*** RAW DATA Section Begins ***

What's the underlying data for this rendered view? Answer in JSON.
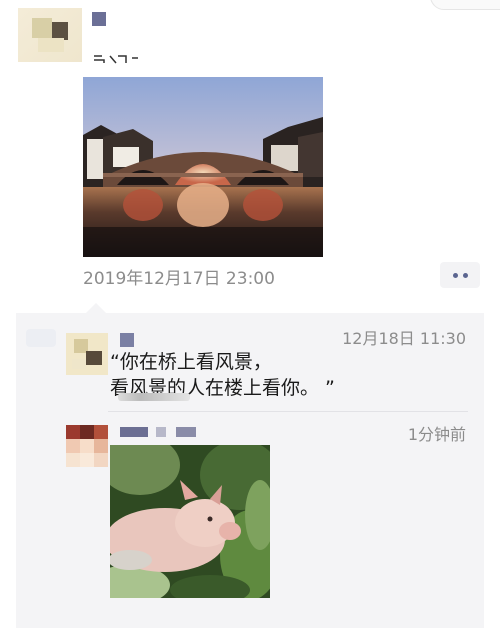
{
  "moment": {
    "time": "2019年12月17日 23:00"
  },
  "comments": [
    {
      "time": "12月18日 11:30",
      "quote_lines": [
        "“你在桥上看风景，",
        "看风景的人在楼上看你。 ”"
      ]
    },
    {
      "time": "1分钟前"
    }
  ],
  "colors": {
    "time_gray": "#8c8c8c",
    "link_blue": "#5b6590",
    "panel_bg": "#f4f4f6"
  },
  "icons": {
    "more": "more-dots-icon"
  }
}
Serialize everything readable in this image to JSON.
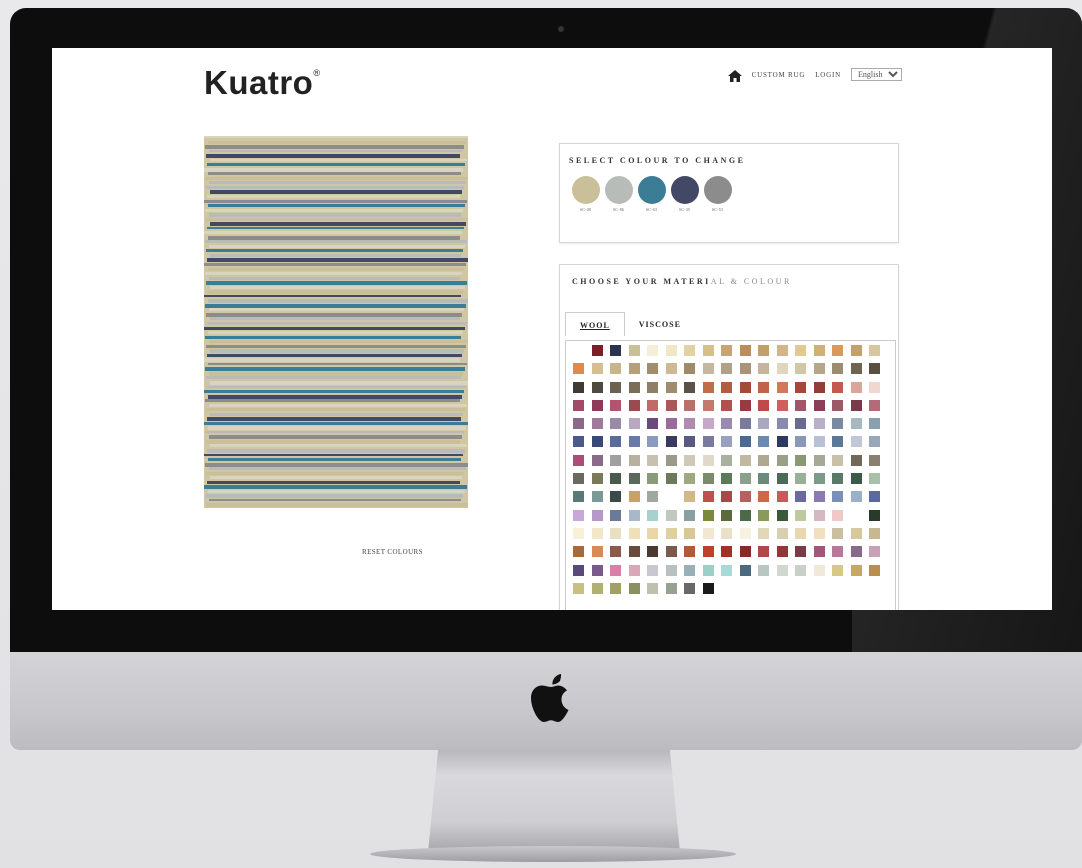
{
  "brand": {
    "name": "Kuatro",
    "reg_mark": "®"
  },
  "nav": {
    "home_icon": "home-icon",
    "custom_rug": "CUSTOM RUG",
    "login": "LOGIN",
    "language": "English",
    "language_options": [
      "English"
    ]
  },
  "rug": {
    "base_color": "#d0c6a2",
    "stripe_colors": {
      "A": "#c9bf98",
      "B": "#b8bcb9",
      "C": "#3b7d94",
      "D": "#424866",
      "E": "#8c8c8c",
      "L": "#d9d4bf"
    },
    "stripes": "LAEBDLCLEABBDLECLBADCLEBLCBDEALBCLADBCLEBBDLCAEBDLECABLBCDELABDCLBEALBDCEBALDCLBEA"
  },
  "reset_label": "RESET COLOURS",
  "select_colour": {
    "title": "SELECT COLOUR TO CHANGE",
    "swatches": [
      {
        "color": "#c9bf98",
        "code": "SC-08"
      },
      {
        "color": "#b8bcb9",
        "code": "SC-86"
      },
      {
        "color": "#3b7d94",
        "code": "SC-63"
      },
      {
        "color": "#424866",
        "code": "SC-35"
      },
      {
        "color": "#8c8c8c",
        "code": "SC-53"
      }
    ]
  },
  "material": {
    "title_main": "CHOOSE YOUR MATERI",
    "title_faded": "AL & COLOUR",
    "tabs": [
      {
        "label": "WOOL",
        "active": true
      },
      {
        "label": "VISCOSE",
        "active": false
      }
    ],
    "palette": [
      "#ffffff",
      "#7a1e2a",
      "#2b3350",
      "#c9bf98",
      "#f3efd9",
      "#efe7c6",
      "#e0d2a5",
      "#d6c08a",
      "#c8a56e",
      "#b88f5a",
      "#c2a06a",
      "#d4b584",
      "#e2c98f",
      "#cfb077",
      "#d99a5e",
      "#c4a06b",
      "#d6c7a0",
      "#e08a4a",
      "#d3bf8f",
      "#c9b48c",
      "#b89f7a",
      "#a48d6a",
      "#cdb996",
      "#9f8a6c",
      "#c6b8a0",
      "#b0a088",
      "#a99478",
      "#c4b69a",
      "#e0d6be",
      "#d1c6a8",
      "#b5a78a",
      "#9c8c70",
      "#6f6450",
      "#5a5040",
      "#3f3a33",
      "#4f4a40",
      "#6b6252",
      "#7a6d5a",
      "#8f7f66",
      "#a08c6d",
      "#5b5249",
      "#c06e4a",
      "#b25c40",
      "#a44a38",
      "#c2624a",
      "#d07a58",
      "#a9453a",
      "#8f3f36",
      "#c25a4e",
      "#d9a79a",
      "#f0d8d0",
      "#a34a6a",
      "#8e3a5a",
      "#b05470",
      "#9b4a50",
      "#c06a6a",
      "#a85a5a",
      "#b8706a",
      "#c57a6e",
      "#b05050",
      "#9a3a40",
      "#c04a4a",
      "#d06060",
      "#a05868",
      "#8a4058",
      "#9a5a6a",
      "#7a3a4a",
      "#b56a7a",
      "#8a6a8a",
      "#a07a98",
      "#9a8aaa",
      "#b8a8c0",
      "#6a4a7a",
      "#9a6a9a",
      "#b08ab0",
      "#c8a8c8",
      "#9a8ab0",
      "#7a7a9a",
      "#aaa8c0",
      "#8a8ab0",
      "#6a6a90",
      "#b8b0c8",
      "#7a8aa0",
      "#a8b8c0",
      "#8aa0b0",
      "#4a5a8a",
      "#3a4a78",
      "#5a6a9a",
      "#6a7aa8",
      "#8a9ac0",
      "#3a3a60",
      "#5a5a80",
      "#7a7aa0",
      "#9aa0c0",
      "#4a6a90",
      "#6a8ab0",
      "#2a3a60",
      "#8a98b8",
      "#b8c0d8",
      "#5a7898",
      "#c0c8d8",
      "#98a8b8",
      "#b04a7a",
      "#8a6a8a",
      "#a0a0a0",
      "#b8b0a0",
      "#c8c0b0",
      "#9a9a8a",
      "#d0c8b8",
      "#e0d8c8",
      "#a8b0a0",
      "#c0b8a0",
      "#b0a890",
      "#98a088",
      "#8a9878",
      "#a8a898",
      "#c8c0a8",
      "#706858",
      "#8a8070",
      "#6a6a60",
      "#7a7a5a",
      "#4a5a4a",
      "#5a6a5a",
      "#8a9a7a",
      "#6a7a5a",
      "#a0a880",
      "#7a8a6a",
      "#5a7a5a",
      "#8aa08a",
      "#6a8a7a",
      "#4a6a5a",
      "#98b098",
      "#7a9a8a",
      "#5a7a6a",
      "#3a5a4a",
      "#a8c0a8",
      "#5a7a78",
      "#7a9a98",
      "#3a4a48",
      "#c8a06a",
      "#a0a8a0",
      "#ffffff",
      "#d0b888",
      "#c05050",
      "#a84848",
      "#b86060",
      "#d06848",
      "#c85a5a",
      "#6a6aa0",
      "#8a7ab0",
      "#7a90b8",
      "#9ab0c8",
      "#5a6aa0",
      "#c8a8d8",
      "#b898c8",
      "#6a7a98",
      "#a8b8c8",
      "#a8d0d0",
      "#c0c8c0",
      "#8aa0a0",
      "#7a8a3a",
      "#5a6a3a",
      "#4a6a4a",
      "#8a9a5a",
      "#3a5a3a",
      "#c0c8a0",
      "#d8b8c0",
      "#f0c8c8",
      "#ffffff",
      "#2a3a2a",
      "#f8f0d8",
      "#f0e8c8",
      "#e8e0c0",
      "#f0e0b8",
      "#e8d8a8",
      "#e0d0a0",
      "#d8c898",
      "#f0e8d0",
      "#e8e0c8",
      "#f8f0e0",
      "#e0d8b8",
      "#d8d0b0",
      "#e8d8b0",
      "#f0e0c0",
      "#c8c0a0",
      "#d8c8a0",
      "#c8b890",
      "#a86a3a",
      "#d88a5a",
      "#8a5a4a",
      "#6a4a3a",
      "#4a3a30",
      "#7a5a4a",
      "#b05a38",
      "#c04030",
      "#a03028",
      "#8a2a28",
      "#b04848",
      "#903838",
      "#7a3a48",
      "#a05878",
      "#b87898",
      "#8a6a8a",
      "#c8a0b8",
      "#5a4a7a",
      "#7a5a8a",
      "#d880a8",
      "#d8a8b8",
      "#c8c8d0",
      "#b8c0c0",
      "#98b0b8",
      "#9ad0c8",
      "#a8d8d8",
      "#4a6a80",
      "#b8c8c0",
      "#d0d8d0",
      "#c8d0c8",
      "#f0e8d8",
      "#d8c888",
      "#c8a860",
      "#b8904a",
      "#c8c080",
      "#b0b070",
      "#a0a068",
      "#8a9060",
      "#c0c0b0",
      "#98a090",
      "#686868",
      "#1a1a1a"
    ]
  }
}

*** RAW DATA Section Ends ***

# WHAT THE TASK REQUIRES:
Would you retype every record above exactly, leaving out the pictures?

# SOLUTION TO THE EXERCISE:
What's the underlying data for this rendered view? Answer in JSON.
{
  "moment": {
    "time": "2019年12月17日 23:00"
  },
  "comments": [
    {
      "time": "12月18日 11:30",
      "quote_lines": [
        "“你在桥上看风景，",
        "看风景的人在楼上看你。 ”"
      ]
    },
    {
      "time": "1分钟前"
    }
  ],
  "colors": {
    "time_gray": "#8c8c8c",
    "link_blue": "#5b6590",
    "panel_bg": "#f4f4f6"
  },
  "icons": {
    "more": "more-dots-icon"
  }
}
Serialize everything readable in this image to JSON.
{
  "brand": {
    "name": "Kuatro",
    "reg_mark": "®"
  },
  "nav": {
    "home_icon": "home-icon",
    "custom_rug": "CUSTOM RUG",
    "login": "LOGIN",
    "language": "English",
    "language_options": [
      "English"
    ]
  },
  "rug": {
    "base_color": "#d0c6a2",
    "stripe_colors": {
      "A": "#c9bf98",
      "B": "#b8bcb9",
      "C": "#3b7d94",
      "D": "#424866",
      "E": "#8c8c8c",
      "L": "#d9d4bf"
    },
    "stripes": "LAEBDLCLEABBDLECLBADCLEBLCBDEALBCLADBCLEBBDLCAEBDLECABLBCDELABDCLBEALBDCEBALDCLBEA"
  },
  "reset_label": "RESET COLOURS",
  "select_colour": {
    "title": "SELECT COLOUR TO CHANGE",
    "swatches": [
      {
        "color": "#c9bf98",
        "code": "SC-08"
      },
      {
        "color": "#b8bcb9",
        "code": "SC-86"
      },
      {
        "color": "#3b7d94",
        "code": "SC-63"
      },
      {
        "color": "#424866",
        "code": "SC-35"
      },
      {
        "color": "#8c8c8c",
        "code": "SC-53"
      }
    ]
  },
  "material": {
    "title_main": "CHOOSE YOUR MATERI",
    "title_faded": "AL & COLOUR",
    "tabs": [
      {
        "label": "WOOL",
        "active": true
      },
      {
        "label": "VISCOSE",
        "active": false
      }
    ],
    "palette": [
      "#ffffff",
      "#7a1e2a",
      "#2b3350",
      "#c9bf98",
      "#f3efd9",
      "#efe7c6",
      "#e0d2a5",
      "#d6c08a",
      "#c8a56e",
      "#b88f5a",
      "#c2a06a",
      "#d4b584",
      "#e2c98f",
      "#cfb077",
      "#d99a5e",
      "#c4a06b",
      "#d6c7a0",
      "#e08a4a",
      "#d3bf8f",
      "#c9b48c",
      "#b89f7a",
      "#a48d6a",
      "#cdb996",
      "#9f8a6c",
      "#c6b8a0",
      "#b0a088",
      "#a99478",
      "#c4b69a",
      "#e0d6be",
      "#d1c6a8",
      "#b5a78a",
      "#9c8c70",
      "#6f6450",
      "#5a5040",
      "#3f3a33",
      "#4f4a40",
      "#6b6252",
      "#7a6d5a",
      "#8f7f66",
      "#a08c6d",
      "#5b5249",
      "#c06e4a",
      "#b25c40",
      "#a44a38",
      "#c2624a",
      "#d07a58",
      "#a9453a",
      "#8f3f36",
      "#c25a4e",
      "#d9a79a",
      "#f0d8d0",
      "#a34a6a",
      "#8e3a5a",
      "#b05470",
      "#9b4a50",
      "#c06a6a",
      "#a85a5a",
      "#b8706a",
      "#c57a6e",
      "#b05050",
      "#9a3a40",
      "#c04a4a",
      "#d06060",
      "#a05868",
      "#8a4058",
      "#9a5a6a",
      "#7a3a4a",
      "#b56a7a",
      "#8a6a8a",
      "#a07a98",
      "#9a8aaa",
      "#b8a8c0",
      "#6a4a7a",
      "#9a6a9a",
      "#b08ab0",
      "#c8a8c8",
      "#9a8ab0",
      "#7a7a9a",
      "#aaa8c0",
      "#8a8ab0",
      "#6a6a90",
      "#b8b0c8",
      "#7a8aa0",
      "#a8b8c0",
      "#8aa0b0",
      "#4a5a8a",
      "#3a4a78",
      "#5a6a9a",
      "#6a7aa8",
      "#8a9ac0",
      "#3a3a60",
      "#5a5a80",
      "#7a7aa0",
      "#9aa0c0",
      "#4a6a90",
      "#6a8ab0",
      "#2a3a60",
      "#8a98b8",
      "#b8c0d8",
      "#5a7898",
      "#c0c8d8",
      "#98a8b8",
      "#b04a7a",
      "#8a6a8a",
      "#a0a0a0",
      "#b8b0a0",
      "#c8c0b0",
      "#9a9a8a",
      "#d0c8b8",
      "#e0d8c8",
      "#a8b0a0",
      "#c0b8a0",
      "#b0a890",
      "#98a088",
      "#8a9878",
      "#a8a898",
      "#c8c0a8",
      "#706858",
      "#8a8070",
      "#6a6a60",
      "#7a7a5a",
      "#4a5a4a",
      "#5a6a5a",
      "#8a9a7a",
      "#6a7a5a",
      "#a0a880",
      "#7a8a6a",
      "#5a7a5a",
      "#8aa08a",
      "#6a8a7a",
      "#4a6a5a",
      "#98b098",
      "#7a9a8a",
      "#5a7a6a",
      "#3a5a4a",
      "#a8c0a8",
      "#5a7a78",
      "#7a9a98",
      "#3a4a48",
      "#c8a06a",
      "#a0a8a0",
      "#ffffff",
      "#d0b888",
      "#c05050",
      "#a84848",
      "#b86060",
      "#d06848",
      "#c85a5a",
      "#6a6aa0",
      "#8a7ab0",
      "#7a90b8",
      "#9ab0c8",
      "#5a6aa0",
      "#c8a8d8",
      "#b898c8",
      "#6a7a98",
      "#a8b8c8",
      "#a8d0d0",
      "#c0c8c0",
      "#8aa0a0",
      "#7a8a3a",
      "#5a6a3a",
      "#4a6a4a",
      "#8a9a5a",
      "#3a5a3a",
      "#c0c8a0",
      "#d8b8c0",
      "#f0c8c8",
      "#ffffff",
      "#2a3a2a",
      "#f8f0d8",
      "#f0e8c8",
      "#e8e0c0",
      "#f0e0b8",
      "#e8d8a8",
      "#e0d0a0",
      "#d8c898",
      "#f0e8d0",
      "#e8e0c8",
      "#f8f0e0",
      "#e0d8b8",
      "#d8d0b0",
      "#e8d8b0",
      "#f0e0c0",
      "#c8c0a0",
      "#d8c8a0",
      "#c8b890",
      "#a86a3a",
      "#d88a5a",
      "#8a5a4a",
      "#6a4a3a",
      "#4a3a30",
      "#7a5a4a",
      "#b05a38",
      "#c04030",
      "#a03028",
      "#8a2a28",
      "#b04848",
      "#903838",
      "#7a3a48",
      "#a05878",
      "#b87898",
      "#8a6a8a",
      "#c8a0b8",
      "#5a4a7a",
      "#7a5a8a",
      "#d880a8",
      "#d8a8b8",
      "#c8c8d0",
      "#b8c0c0",
      "#98b0b8",
      "#9ad0c8",
      "#a8d8d8",
      "#4a6a80",
      "#b8c8c0",
      "#d0d8d0",
      "#c8d0c8",
      "#f0e8d8",
      "#d8c888",
      "#c8a860",
      "#b8904a",
      "#c8c080",
      "#b0b070",
      "#a0a068",
      "#8a9060",
      "#c0c0b0",
      "#98a090",
      "#686868",
      "#1a1a1a"
    ]
  }
}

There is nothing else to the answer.